But what are the opportunities in the fastest growing consumer market in the world: China? So far, China remains an opportunity area that is yet to be explored, with the notable exception of Henry Winter's Smart Club programme. In 2001, Winter started Smart Club in Shanghai, one of the first businesses in China to focus on consumer loyalty programmes. Recently, Winter stepped down as the CEO of Smart Club but he still thrives on being an entrepreneur and is preparing for his next venture. In an exclusive interview with China Knowledge@Wharton, Winter talked about what he had learned in the past decade in China, and the gap between entrepreneurial ideas and business realities.
Looking back, he thought that one of the reasons that Smart Club did not turn into a huge money machine was that he designed it at the beginning to be half-way between consumers and retailers. But, in the business of consumer shopping, he now realises that it simply does not work that way: "You have to be 100% on the side of consumers. If you have a lot of passionate consumers who believe what you do, then they will buy from anyone that you recommended. So if you can really deliver consumer sales to a retailer or a brand, then the client will come to you and say, 'I want to work with you, please take my money'. So we have been trying and we are still trying to make Smart Club more valuable for consumers."
So what do these insights and the investment bets of the last decade imply for the near term and long term of international coalition loyalty programmes? The operational efficiency and improved shareholder value gains that are theoretically possible within this type of programme is evidenced by the investments made to date.

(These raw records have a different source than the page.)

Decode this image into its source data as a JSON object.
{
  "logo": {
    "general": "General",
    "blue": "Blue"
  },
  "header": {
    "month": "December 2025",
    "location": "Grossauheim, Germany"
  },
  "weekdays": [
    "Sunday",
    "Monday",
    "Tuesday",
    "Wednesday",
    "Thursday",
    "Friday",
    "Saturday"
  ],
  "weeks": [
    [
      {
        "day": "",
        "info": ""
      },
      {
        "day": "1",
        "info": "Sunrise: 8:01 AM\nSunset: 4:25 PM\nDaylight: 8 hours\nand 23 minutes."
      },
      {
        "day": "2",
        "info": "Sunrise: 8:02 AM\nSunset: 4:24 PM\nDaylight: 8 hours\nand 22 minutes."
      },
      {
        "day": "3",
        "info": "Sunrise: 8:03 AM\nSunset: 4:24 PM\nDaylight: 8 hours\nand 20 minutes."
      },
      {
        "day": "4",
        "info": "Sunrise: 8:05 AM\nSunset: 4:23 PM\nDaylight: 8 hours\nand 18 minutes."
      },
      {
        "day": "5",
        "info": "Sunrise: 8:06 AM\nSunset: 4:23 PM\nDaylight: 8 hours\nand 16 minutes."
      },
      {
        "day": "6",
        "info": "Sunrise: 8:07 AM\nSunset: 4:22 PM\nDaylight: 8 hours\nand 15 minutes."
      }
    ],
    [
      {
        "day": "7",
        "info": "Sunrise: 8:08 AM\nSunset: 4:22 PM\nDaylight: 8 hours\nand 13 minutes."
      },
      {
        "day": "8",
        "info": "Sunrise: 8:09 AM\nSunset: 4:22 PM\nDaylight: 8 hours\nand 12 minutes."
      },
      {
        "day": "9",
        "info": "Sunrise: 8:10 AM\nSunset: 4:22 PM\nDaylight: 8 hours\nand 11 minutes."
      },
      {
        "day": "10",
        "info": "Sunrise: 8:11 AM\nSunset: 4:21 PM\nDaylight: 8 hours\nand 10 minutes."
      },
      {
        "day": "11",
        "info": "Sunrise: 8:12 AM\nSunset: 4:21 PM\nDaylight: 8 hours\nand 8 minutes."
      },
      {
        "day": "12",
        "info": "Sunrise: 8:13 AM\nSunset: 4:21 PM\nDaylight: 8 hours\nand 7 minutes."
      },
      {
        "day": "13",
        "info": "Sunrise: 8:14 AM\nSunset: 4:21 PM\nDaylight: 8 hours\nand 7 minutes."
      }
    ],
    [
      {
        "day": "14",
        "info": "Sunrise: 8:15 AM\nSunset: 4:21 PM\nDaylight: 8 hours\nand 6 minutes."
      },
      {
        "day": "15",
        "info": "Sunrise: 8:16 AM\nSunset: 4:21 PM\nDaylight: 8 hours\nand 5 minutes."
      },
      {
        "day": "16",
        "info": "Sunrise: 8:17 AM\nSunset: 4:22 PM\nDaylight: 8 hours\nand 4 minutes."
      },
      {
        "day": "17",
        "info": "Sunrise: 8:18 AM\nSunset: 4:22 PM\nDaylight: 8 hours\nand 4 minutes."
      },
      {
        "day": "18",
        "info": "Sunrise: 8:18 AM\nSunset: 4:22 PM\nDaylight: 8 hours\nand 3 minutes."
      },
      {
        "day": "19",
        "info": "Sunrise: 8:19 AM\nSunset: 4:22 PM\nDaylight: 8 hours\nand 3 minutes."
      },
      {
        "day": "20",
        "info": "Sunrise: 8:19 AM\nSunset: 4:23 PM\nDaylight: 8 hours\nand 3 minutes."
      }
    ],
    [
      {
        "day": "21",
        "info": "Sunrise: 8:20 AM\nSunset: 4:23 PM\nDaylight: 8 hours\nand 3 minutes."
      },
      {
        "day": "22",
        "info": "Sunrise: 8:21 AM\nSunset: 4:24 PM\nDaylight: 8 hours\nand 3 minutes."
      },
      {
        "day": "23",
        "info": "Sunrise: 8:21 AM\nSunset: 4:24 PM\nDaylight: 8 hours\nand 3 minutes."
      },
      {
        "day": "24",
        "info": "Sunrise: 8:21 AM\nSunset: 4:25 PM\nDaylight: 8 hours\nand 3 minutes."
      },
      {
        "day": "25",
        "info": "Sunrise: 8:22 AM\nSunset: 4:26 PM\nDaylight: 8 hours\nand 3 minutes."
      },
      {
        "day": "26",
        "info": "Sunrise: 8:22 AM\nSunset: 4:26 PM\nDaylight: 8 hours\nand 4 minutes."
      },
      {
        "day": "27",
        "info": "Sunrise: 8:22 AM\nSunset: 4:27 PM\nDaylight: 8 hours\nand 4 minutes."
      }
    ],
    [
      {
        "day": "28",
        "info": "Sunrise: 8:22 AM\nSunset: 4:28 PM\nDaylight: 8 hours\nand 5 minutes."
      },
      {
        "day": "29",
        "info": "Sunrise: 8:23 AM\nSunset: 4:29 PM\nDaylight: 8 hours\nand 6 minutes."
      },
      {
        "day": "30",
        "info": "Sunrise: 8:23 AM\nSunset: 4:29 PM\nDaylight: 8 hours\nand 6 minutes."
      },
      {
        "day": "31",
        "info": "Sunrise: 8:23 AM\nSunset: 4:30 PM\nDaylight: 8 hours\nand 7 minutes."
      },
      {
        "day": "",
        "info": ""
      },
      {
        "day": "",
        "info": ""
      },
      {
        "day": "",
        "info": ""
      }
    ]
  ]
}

The benefits of leveraging these skills, world class data analysis, and customer insight resources is evident in the successes of and subsequent re-signings of partner brands that have supported coalitions. The coalition loyalty model does offer significant benefits for most stakeholders, for most of the time. We can reasonably 'tick the box' for stakeholder value and overall efficiency, but the ability travel may have some limitations. In terms of consumer growth over the next 25 years, keep a watchful eye on China and India. The relative success of the i-Mint programme in India suggests that, despite the difficulties of a fragmented retailing environment and the logistics challenges, India may yet be a huge coalition opportunity.